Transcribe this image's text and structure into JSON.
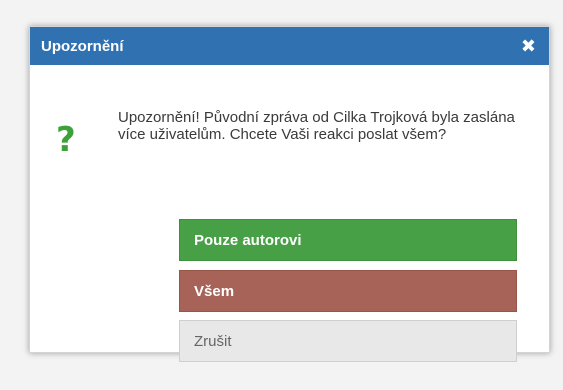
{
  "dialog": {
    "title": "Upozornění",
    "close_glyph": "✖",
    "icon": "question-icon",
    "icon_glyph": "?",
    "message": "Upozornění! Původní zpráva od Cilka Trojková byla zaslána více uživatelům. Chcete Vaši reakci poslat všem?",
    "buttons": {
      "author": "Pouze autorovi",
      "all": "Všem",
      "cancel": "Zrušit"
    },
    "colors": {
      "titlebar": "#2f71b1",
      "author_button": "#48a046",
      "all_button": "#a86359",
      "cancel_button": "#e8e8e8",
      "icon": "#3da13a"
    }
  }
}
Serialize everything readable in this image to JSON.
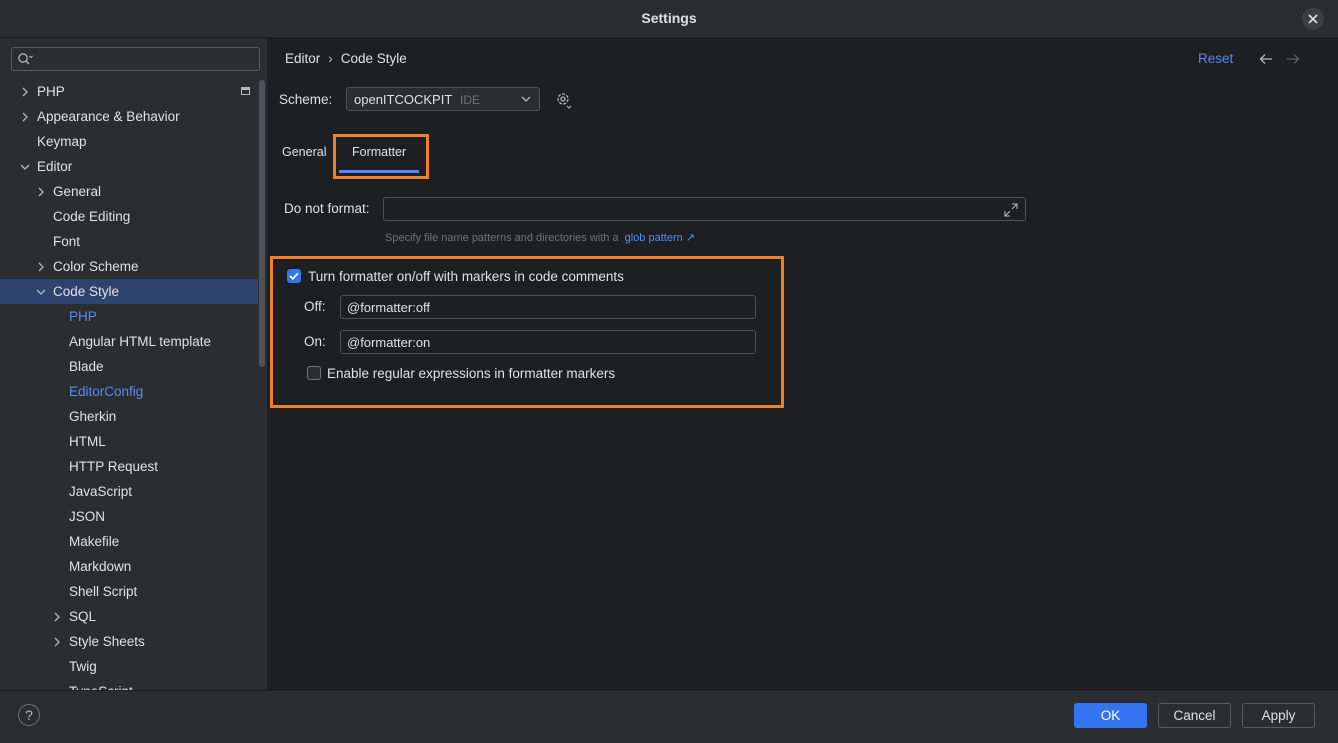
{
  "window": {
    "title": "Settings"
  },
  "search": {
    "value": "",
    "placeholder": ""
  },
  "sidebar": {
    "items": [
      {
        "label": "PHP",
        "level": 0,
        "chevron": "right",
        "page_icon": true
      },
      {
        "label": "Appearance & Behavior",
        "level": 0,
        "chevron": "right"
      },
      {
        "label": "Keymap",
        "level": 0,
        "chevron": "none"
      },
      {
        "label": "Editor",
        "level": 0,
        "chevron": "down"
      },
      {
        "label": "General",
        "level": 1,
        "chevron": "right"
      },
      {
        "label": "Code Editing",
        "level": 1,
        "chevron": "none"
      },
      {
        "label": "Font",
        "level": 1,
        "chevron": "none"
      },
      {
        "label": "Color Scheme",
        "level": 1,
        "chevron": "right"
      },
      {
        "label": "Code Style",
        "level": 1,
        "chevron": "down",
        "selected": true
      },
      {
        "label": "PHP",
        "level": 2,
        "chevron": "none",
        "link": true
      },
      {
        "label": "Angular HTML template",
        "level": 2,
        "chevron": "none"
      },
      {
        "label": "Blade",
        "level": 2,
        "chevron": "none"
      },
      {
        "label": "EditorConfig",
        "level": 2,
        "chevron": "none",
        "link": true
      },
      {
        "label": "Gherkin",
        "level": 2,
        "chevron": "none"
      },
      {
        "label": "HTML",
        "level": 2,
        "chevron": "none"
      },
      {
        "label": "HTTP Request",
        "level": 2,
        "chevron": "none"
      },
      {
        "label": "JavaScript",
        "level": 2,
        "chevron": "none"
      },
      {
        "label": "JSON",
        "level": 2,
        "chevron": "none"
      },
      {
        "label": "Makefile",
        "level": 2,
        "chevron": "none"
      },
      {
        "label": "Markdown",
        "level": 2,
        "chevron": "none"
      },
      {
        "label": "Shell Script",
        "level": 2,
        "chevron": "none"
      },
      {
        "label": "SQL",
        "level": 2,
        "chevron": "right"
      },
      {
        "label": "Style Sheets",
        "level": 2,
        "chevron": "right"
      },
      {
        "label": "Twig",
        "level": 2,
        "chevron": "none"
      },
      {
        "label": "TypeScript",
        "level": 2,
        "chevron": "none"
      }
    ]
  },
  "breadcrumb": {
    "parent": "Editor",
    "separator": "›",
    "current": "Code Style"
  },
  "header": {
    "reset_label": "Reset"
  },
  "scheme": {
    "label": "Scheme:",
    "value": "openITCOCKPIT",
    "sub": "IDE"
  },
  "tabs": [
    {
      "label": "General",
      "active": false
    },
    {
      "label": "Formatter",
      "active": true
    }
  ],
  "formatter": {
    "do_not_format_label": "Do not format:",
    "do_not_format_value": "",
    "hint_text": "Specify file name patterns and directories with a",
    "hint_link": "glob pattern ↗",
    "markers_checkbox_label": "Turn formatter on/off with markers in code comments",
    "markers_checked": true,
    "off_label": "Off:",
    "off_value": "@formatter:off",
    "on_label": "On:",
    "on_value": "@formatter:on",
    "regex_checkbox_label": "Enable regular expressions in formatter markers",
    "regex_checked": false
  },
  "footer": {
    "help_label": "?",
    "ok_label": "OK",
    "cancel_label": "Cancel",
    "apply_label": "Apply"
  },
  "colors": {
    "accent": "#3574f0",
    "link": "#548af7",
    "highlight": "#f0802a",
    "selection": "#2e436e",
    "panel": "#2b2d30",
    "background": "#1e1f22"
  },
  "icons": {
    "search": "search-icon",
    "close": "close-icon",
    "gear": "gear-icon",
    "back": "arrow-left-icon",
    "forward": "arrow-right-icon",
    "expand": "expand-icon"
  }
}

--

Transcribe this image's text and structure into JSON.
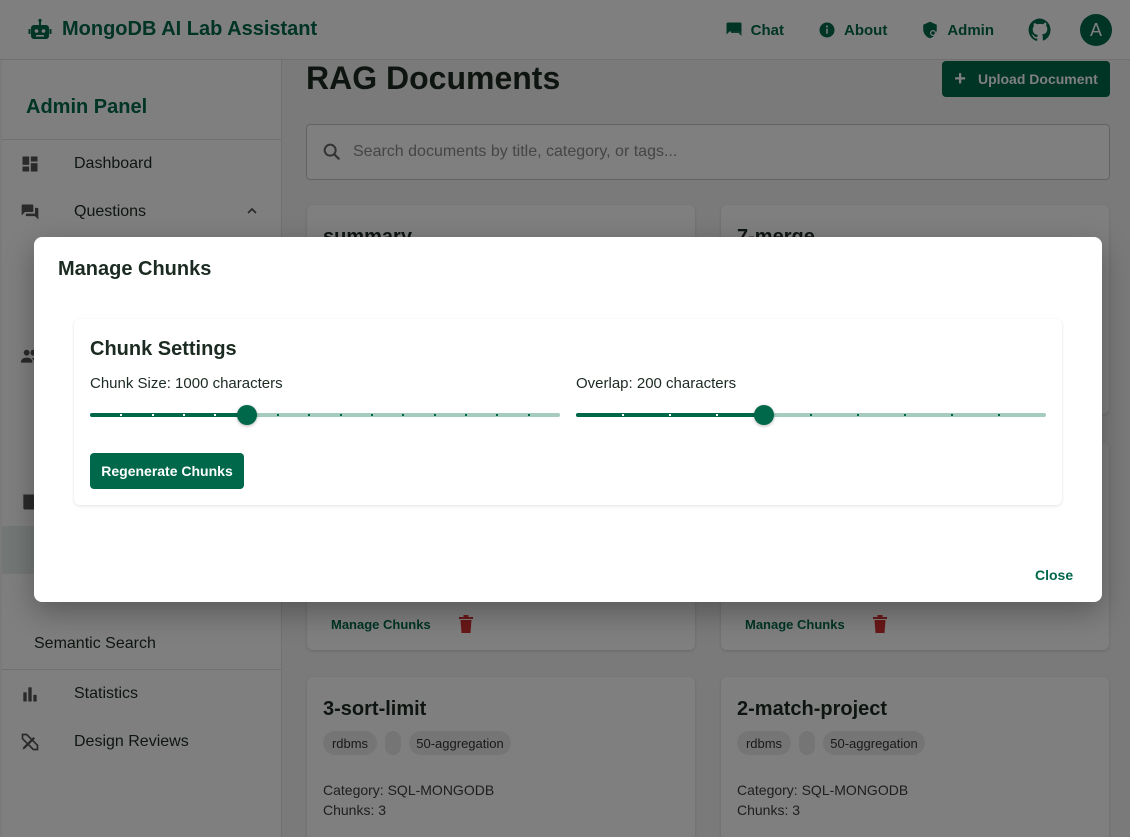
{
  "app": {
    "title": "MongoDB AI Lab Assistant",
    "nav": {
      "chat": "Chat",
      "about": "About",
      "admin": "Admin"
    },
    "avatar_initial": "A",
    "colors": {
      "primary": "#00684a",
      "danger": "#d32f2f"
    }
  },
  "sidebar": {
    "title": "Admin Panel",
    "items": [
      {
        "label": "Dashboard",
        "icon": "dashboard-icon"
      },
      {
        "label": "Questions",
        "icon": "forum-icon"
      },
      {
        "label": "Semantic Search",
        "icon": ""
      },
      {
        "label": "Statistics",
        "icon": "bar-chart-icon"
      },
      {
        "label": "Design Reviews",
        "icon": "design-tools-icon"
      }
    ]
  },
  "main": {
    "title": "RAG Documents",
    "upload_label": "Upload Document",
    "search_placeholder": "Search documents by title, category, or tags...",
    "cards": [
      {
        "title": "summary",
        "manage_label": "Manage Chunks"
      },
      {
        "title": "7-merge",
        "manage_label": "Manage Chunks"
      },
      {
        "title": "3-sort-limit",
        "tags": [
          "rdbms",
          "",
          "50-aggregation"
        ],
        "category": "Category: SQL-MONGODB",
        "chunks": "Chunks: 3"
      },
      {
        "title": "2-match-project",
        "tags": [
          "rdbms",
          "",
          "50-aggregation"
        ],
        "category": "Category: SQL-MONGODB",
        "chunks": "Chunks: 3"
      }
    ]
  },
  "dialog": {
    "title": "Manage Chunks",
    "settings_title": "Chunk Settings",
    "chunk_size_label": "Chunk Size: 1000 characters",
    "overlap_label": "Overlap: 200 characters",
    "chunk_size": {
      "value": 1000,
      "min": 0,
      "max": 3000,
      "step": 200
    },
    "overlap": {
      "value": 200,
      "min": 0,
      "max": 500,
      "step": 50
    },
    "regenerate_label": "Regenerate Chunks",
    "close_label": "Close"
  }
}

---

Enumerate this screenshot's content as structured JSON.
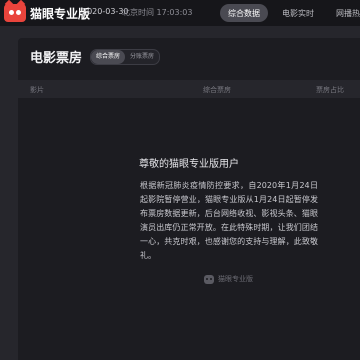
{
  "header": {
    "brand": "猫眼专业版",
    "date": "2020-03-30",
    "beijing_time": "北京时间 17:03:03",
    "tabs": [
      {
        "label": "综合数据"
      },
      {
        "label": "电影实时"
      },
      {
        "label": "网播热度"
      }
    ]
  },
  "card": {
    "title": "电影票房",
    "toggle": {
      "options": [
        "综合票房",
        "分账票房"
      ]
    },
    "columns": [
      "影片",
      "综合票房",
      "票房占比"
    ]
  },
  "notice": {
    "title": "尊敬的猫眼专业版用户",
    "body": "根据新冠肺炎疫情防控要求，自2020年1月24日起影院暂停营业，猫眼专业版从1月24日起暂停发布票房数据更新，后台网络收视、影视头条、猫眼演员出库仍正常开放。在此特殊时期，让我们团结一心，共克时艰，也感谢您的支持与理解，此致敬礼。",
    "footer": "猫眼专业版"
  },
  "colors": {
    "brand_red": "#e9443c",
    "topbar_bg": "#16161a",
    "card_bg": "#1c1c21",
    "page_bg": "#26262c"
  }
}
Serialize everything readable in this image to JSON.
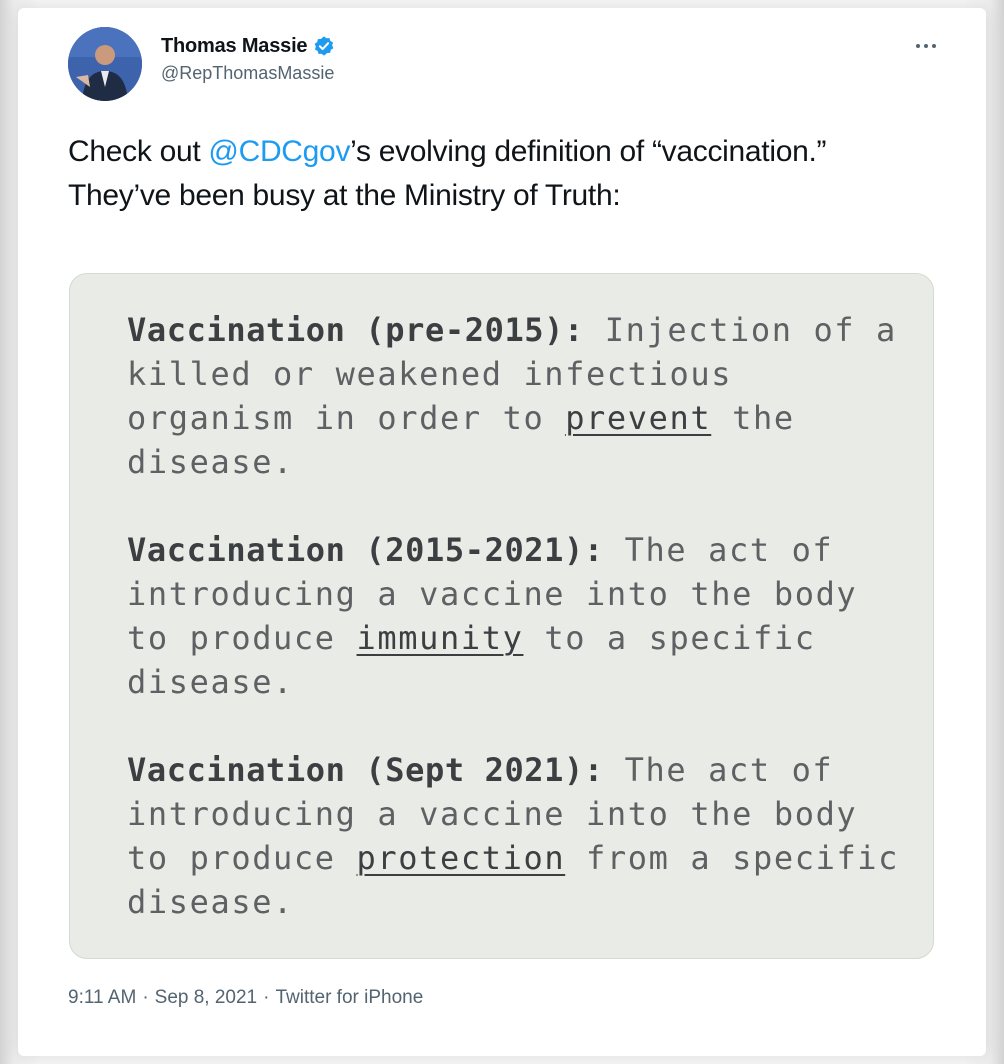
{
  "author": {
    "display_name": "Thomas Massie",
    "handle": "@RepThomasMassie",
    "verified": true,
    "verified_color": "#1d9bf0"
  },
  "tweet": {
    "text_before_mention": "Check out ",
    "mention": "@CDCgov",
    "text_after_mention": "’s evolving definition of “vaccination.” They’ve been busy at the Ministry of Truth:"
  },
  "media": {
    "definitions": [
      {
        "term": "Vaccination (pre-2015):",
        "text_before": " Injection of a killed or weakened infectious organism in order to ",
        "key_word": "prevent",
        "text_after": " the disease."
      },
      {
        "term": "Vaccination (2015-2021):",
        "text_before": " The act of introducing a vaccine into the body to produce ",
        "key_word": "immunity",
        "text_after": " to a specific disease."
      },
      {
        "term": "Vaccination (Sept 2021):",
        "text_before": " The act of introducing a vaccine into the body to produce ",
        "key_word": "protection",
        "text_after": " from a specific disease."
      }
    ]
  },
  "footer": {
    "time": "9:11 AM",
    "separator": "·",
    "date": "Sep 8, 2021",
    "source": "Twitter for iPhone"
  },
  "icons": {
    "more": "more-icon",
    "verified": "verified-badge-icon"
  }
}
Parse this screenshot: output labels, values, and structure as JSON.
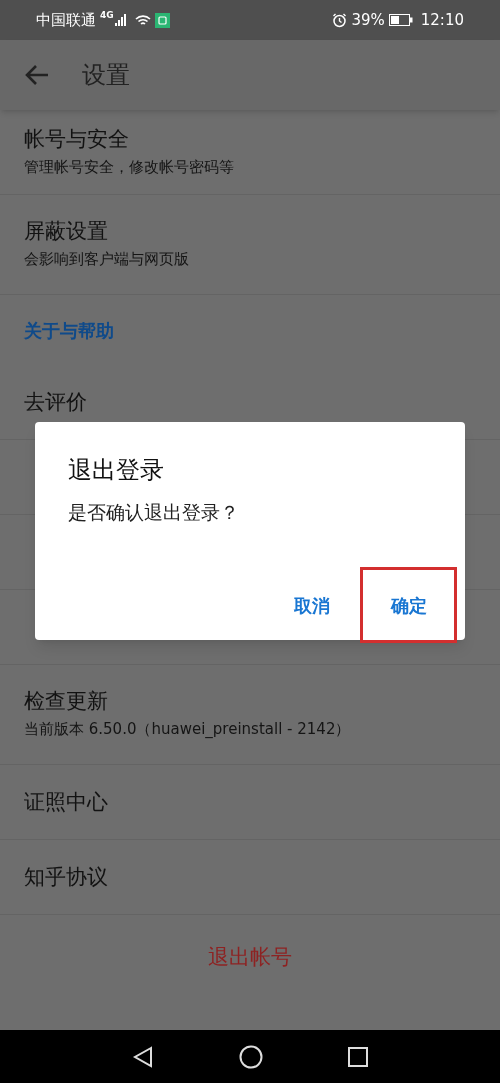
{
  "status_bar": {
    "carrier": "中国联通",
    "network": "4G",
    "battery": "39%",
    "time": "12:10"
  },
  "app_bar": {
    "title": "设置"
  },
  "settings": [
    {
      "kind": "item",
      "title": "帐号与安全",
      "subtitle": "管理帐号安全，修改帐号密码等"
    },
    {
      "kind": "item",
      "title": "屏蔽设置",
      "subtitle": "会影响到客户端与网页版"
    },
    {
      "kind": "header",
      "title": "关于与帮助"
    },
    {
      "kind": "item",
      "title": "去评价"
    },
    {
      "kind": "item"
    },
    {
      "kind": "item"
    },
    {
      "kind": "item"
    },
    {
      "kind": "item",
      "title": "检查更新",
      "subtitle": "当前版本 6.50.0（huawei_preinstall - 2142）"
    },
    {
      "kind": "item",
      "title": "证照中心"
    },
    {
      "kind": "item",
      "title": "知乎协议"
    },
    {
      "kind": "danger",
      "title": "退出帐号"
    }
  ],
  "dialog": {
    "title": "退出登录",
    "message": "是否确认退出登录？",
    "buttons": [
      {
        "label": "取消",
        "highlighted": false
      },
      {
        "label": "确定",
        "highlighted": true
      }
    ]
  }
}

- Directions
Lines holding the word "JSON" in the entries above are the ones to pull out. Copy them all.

- Solution to this task
Transcribe this image's text and structure into JSON.
Serialize everything readable in this image to JSON.
        "label": "JSON",
Transcribe this image's text and structure into JSON.
Enumerate this screenshot's content as structured JSON.
Serialize everything readable in this image to JSON.
Parse this screenshot: output labels, values, and structure as JSON.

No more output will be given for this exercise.